4. Considering the wealth of knowledge acquired in the more than twenty years experience of study and research in the field, the decision to entrust the program, which until now developed at the Pontifical Ratisbonne Institute, to the Cardinal Bea Center for Jewish Studies offers numerous advantages. The most significant are listed: solid institutional security; greater visibility of the Church's commitment in the field of Jewish Studies; the placement of these studies in the context of a prestigious university with a strong international character; providing the students with a more integrated knowledge and understanding of the Jewish religion, culture and history; the intellectual collaboration between Jewish and Christian specialists in the study of religion, culture, and history; the possibility to confer the relative academic degrees and to interact with other academic institutions.

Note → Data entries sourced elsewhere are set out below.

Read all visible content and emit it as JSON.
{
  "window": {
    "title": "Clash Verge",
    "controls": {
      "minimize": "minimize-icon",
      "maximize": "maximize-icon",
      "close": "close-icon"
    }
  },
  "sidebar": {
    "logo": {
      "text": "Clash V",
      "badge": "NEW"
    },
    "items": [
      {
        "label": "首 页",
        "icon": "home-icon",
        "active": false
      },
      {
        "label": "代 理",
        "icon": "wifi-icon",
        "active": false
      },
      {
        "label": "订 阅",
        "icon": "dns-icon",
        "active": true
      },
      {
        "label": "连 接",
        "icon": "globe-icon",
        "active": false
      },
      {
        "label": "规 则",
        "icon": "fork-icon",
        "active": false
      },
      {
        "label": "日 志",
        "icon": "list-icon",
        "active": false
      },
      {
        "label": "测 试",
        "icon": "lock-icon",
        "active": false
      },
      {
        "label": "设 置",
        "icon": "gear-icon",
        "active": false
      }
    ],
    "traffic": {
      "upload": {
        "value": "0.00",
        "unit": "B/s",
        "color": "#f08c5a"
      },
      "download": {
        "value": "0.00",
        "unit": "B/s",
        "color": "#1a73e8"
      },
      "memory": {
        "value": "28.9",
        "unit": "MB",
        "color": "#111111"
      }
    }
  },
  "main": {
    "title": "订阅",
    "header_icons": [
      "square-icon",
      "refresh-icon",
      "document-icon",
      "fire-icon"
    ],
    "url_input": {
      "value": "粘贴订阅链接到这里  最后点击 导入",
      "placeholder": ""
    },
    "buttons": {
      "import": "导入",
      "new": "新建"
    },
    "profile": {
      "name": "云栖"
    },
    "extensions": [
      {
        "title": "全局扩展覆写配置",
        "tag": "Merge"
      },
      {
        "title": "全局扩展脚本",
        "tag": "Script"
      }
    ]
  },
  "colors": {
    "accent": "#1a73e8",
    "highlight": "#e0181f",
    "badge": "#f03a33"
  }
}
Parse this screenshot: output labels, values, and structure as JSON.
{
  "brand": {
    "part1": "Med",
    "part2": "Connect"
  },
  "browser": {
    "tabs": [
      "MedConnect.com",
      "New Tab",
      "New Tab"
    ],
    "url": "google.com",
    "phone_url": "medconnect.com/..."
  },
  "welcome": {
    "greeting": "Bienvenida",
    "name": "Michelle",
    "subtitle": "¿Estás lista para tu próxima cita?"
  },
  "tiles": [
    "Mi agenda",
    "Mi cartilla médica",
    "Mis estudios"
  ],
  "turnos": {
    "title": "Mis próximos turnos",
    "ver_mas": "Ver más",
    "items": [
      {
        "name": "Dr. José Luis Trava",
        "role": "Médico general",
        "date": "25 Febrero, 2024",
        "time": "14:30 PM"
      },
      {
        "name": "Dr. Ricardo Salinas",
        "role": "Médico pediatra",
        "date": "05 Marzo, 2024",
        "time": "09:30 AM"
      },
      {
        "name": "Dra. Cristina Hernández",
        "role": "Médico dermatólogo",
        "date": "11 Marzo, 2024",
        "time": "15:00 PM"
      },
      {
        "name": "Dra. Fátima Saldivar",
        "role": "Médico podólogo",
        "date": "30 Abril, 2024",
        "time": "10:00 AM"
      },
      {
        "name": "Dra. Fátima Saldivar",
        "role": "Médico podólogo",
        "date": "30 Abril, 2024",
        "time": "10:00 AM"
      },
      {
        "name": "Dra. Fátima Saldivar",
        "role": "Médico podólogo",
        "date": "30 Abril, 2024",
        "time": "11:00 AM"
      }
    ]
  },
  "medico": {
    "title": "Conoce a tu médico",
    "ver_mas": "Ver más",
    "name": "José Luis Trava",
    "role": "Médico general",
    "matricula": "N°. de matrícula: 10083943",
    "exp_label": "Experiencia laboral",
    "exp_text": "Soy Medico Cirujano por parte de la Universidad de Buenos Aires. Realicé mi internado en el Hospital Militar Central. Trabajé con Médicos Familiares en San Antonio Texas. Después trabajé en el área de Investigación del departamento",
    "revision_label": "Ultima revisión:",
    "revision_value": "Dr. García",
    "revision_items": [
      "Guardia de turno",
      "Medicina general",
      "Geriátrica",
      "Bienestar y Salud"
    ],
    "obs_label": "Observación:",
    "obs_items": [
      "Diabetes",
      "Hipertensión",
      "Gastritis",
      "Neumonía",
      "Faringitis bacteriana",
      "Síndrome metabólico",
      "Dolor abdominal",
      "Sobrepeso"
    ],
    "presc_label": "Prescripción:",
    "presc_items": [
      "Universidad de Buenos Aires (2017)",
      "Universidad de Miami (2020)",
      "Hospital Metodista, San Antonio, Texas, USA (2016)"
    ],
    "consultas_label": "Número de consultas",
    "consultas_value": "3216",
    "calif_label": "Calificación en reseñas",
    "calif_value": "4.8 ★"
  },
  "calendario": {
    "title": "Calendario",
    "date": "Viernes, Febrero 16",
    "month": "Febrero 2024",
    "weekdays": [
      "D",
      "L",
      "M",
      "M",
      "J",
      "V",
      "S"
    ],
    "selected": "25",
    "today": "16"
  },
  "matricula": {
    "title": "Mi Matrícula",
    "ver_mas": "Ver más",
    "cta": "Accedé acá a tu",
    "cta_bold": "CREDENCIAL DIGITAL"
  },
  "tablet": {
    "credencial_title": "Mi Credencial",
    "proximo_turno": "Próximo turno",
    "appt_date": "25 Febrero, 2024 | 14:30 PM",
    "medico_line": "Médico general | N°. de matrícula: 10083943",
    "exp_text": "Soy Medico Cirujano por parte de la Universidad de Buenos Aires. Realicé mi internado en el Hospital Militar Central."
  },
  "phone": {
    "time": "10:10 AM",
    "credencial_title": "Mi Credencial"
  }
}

5. With this aim, the newly reorganized and strengthened "Cardinal Bea Center for Jewish Studies" is entrusted to the Pontifical Gregorian University's recently founded Institute for the Study of Religion and Culture, which also includes programs for the study of Islam and of Eastern Religions.
In addition to the courses and seminars offered at the Pontifical Gregorian University, the new Cardinal Bea Center will support academic initiatives in Jerusalem, particularly through the already existing agreement on academic cooperation with Hebrew University and through interaction with other institutions there. This context also provides for a more intensive exchange between professors and student researchers, while providing continuity with the project formerly located at the Ratisbonne facility.
The administration of the "Cardinal Bea Center for Jewish Studies" will be sustained by the Pontifical Gregorian University in Rome, and a person will be appointed to oversee the development of academic activities in Jerusalem.
Given in Rome, at the offices of the Congregation for Catholic Education, on the fourteenth day of November in the year 2002.
ZENON Cardinal GROCHOLEWSKI
WALTER Cardinal KASPER